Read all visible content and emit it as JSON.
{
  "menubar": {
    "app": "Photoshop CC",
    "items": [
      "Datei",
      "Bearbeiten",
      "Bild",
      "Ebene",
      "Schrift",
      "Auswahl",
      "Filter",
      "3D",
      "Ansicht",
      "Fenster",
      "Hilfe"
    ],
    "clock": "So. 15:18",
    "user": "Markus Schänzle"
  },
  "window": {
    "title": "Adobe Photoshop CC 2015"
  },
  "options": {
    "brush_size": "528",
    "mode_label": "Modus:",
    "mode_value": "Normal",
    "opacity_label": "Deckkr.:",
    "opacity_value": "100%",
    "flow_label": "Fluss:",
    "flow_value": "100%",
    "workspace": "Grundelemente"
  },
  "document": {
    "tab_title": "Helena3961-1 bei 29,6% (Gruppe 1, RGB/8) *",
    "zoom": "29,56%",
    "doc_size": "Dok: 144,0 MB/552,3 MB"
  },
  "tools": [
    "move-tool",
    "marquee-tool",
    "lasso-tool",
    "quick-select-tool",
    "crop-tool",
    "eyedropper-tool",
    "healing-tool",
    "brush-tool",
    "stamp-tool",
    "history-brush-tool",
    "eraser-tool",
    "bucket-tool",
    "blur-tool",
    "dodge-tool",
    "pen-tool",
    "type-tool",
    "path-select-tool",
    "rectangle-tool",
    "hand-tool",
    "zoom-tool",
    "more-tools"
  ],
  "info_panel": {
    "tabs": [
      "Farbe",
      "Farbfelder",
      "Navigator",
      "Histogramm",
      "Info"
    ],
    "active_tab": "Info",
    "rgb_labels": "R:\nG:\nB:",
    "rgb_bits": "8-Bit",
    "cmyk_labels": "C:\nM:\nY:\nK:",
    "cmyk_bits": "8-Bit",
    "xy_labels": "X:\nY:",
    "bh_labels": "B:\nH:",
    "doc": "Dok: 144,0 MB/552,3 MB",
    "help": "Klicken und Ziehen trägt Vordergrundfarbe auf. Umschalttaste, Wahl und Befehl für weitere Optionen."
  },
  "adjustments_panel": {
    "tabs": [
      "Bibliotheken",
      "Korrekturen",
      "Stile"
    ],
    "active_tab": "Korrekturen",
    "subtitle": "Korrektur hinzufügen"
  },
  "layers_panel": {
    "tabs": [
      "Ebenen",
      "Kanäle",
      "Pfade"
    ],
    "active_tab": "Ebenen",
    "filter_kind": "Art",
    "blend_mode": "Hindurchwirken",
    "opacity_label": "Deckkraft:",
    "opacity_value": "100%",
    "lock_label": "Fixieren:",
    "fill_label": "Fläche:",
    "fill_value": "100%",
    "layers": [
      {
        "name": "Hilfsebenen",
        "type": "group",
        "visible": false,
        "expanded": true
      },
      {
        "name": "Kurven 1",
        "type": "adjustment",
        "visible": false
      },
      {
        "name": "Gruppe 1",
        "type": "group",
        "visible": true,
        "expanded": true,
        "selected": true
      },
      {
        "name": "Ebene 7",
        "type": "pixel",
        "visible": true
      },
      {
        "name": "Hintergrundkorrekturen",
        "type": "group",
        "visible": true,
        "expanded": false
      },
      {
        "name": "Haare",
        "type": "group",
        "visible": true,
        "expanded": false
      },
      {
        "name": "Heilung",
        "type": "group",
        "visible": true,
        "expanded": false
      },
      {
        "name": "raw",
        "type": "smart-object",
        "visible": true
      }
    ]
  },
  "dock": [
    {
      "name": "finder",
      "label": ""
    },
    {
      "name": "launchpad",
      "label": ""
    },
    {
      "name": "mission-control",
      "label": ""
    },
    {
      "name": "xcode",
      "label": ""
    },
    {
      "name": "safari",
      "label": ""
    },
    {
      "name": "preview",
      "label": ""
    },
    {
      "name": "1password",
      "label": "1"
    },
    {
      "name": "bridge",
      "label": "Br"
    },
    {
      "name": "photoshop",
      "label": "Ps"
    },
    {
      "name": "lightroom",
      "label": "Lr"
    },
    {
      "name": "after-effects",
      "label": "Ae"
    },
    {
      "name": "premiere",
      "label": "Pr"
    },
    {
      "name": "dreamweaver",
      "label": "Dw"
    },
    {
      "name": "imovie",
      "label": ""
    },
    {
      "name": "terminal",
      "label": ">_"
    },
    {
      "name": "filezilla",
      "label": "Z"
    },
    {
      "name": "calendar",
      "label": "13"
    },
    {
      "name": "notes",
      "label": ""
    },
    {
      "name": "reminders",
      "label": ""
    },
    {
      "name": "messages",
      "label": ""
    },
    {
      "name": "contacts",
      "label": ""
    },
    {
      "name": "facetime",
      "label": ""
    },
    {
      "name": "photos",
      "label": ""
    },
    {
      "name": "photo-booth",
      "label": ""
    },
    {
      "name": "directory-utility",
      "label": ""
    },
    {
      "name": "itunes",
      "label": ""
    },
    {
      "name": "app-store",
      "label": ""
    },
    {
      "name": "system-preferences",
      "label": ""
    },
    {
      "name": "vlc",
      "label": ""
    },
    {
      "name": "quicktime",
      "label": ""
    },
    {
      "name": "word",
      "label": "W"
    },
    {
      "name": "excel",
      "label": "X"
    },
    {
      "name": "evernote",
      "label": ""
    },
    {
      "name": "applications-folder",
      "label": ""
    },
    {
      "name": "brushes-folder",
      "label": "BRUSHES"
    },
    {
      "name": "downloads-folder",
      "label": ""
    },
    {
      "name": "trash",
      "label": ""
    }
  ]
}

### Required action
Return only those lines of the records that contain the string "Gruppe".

### Response to the task
    "tab_title": "Helena3961-1 bei 29,6% (Gruppe 1, RGB/8) *",
        "name": "Gruppe 1",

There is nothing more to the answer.